**Task prompt**
Looking at the data, count the lines where the word "that" occurs and answer with only the number.

Items listed in a dataset:
:::

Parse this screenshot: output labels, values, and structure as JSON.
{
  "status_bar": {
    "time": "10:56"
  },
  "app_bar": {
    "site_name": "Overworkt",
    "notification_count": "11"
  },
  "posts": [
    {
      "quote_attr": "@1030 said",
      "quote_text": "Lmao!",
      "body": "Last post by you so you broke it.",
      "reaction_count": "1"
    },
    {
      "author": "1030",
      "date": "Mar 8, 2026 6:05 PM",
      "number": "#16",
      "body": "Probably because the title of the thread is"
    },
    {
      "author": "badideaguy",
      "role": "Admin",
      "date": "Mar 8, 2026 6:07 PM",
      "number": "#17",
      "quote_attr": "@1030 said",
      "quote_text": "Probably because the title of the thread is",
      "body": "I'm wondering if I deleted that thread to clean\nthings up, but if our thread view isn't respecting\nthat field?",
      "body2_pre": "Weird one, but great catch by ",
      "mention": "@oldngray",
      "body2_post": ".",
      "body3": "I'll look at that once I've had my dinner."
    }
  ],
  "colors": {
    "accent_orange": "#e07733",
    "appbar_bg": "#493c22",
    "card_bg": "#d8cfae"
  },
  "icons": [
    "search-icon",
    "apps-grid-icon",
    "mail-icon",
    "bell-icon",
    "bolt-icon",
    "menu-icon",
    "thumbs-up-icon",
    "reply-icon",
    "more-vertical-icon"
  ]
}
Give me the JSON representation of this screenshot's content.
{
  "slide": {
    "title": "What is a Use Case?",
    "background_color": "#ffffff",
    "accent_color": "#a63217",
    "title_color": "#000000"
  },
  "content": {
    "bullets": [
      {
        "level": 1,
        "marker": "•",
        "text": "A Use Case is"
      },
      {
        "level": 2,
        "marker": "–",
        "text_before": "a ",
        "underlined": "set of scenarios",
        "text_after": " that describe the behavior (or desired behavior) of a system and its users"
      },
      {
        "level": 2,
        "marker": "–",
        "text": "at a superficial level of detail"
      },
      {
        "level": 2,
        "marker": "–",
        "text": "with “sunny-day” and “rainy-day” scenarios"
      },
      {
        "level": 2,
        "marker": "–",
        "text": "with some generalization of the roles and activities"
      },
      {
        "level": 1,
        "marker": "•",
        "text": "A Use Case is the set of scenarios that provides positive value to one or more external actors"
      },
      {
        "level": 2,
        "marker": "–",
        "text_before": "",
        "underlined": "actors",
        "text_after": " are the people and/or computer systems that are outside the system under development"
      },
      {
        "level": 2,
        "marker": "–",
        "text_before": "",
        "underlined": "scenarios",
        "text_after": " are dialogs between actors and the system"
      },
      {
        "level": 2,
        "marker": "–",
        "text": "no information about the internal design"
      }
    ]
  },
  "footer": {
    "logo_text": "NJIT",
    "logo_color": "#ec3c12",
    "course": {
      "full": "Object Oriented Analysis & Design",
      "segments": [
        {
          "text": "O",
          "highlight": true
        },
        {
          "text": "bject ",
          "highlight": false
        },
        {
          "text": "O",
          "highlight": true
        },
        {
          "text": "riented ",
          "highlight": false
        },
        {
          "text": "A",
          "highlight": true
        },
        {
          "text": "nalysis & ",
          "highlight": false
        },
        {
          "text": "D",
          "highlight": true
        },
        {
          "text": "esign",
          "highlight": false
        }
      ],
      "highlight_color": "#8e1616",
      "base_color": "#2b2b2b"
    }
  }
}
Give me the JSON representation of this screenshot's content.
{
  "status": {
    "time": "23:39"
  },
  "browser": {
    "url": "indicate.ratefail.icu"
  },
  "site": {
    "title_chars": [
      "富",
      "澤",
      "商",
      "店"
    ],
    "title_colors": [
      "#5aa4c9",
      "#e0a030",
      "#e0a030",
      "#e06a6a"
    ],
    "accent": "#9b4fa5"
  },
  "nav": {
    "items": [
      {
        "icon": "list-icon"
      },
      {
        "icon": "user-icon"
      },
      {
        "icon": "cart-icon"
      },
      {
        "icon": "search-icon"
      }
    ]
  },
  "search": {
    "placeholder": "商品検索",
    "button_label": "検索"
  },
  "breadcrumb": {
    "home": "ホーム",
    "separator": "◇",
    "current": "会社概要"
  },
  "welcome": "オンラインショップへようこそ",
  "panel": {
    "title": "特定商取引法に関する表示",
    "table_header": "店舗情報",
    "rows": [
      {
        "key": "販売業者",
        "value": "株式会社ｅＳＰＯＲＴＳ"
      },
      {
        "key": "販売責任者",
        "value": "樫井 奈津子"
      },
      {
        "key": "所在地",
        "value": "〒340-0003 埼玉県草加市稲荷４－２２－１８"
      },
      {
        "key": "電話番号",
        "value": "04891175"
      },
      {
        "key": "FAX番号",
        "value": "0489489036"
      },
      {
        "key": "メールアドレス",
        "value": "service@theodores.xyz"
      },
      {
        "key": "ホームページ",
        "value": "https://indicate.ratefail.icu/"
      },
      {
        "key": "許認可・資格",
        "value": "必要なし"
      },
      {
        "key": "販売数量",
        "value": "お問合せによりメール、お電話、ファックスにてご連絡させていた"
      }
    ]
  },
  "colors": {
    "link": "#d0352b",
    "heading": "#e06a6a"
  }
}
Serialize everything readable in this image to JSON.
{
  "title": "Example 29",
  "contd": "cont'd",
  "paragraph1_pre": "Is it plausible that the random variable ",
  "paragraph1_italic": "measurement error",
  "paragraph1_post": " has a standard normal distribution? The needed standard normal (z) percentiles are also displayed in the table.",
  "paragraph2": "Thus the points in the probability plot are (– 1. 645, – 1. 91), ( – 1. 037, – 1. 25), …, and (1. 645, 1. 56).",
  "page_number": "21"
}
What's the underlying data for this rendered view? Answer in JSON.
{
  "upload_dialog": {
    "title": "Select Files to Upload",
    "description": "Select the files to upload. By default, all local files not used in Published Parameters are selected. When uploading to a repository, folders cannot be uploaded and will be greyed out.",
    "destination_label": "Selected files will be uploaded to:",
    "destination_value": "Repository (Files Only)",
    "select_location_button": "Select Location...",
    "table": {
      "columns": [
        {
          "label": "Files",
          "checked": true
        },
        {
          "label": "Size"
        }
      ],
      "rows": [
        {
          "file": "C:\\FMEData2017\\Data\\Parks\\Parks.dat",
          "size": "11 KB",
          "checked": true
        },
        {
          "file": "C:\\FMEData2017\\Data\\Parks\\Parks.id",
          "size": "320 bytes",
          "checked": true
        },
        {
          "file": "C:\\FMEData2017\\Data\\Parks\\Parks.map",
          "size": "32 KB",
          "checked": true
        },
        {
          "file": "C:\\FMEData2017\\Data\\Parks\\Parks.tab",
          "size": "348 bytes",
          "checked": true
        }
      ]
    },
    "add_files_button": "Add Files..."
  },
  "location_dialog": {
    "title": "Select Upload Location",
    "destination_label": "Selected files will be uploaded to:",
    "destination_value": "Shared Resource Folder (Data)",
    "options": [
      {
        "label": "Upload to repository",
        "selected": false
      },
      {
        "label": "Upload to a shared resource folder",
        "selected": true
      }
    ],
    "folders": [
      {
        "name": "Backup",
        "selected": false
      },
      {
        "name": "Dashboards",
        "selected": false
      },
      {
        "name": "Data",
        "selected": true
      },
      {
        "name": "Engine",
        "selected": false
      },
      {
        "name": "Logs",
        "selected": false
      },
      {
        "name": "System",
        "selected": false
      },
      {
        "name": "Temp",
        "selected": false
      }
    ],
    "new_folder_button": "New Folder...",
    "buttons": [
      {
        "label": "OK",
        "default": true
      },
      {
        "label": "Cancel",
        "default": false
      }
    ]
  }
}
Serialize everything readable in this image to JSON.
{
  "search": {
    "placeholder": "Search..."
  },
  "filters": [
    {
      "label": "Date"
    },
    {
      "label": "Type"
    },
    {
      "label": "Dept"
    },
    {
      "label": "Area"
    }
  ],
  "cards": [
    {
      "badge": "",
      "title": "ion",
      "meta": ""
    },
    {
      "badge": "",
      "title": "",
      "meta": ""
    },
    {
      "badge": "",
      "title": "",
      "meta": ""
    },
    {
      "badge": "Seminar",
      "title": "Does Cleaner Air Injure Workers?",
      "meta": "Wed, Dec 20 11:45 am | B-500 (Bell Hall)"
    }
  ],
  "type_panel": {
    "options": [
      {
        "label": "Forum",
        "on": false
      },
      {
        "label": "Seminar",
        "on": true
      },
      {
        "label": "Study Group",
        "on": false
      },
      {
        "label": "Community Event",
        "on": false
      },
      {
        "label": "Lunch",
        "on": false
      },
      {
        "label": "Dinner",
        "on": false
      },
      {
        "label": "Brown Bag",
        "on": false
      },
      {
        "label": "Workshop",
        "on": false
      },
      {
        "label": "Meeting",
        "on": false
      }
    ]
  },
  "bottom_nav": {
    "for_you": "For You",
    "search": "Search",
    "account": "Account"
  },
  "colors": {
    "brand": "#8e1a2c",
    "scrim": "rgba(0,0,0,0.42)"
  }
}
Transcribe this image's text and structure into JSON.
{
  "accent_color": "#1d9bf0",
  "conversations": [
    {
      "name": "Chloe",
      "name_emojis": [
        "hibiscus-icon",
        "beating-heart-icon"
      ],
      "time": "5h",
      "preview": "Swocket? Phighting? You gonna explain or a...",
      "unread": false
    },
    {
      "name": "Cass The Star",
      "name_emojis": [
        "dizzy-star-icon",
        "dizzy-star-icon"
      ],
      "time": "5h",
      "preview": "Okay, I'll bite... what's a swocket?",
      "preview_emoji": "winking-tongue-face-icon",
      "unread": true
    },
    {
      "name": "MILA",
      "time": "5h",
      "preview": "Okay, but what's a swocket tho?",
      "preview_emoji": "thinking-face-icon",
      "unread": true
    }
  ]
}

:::

**Exercise answer**
6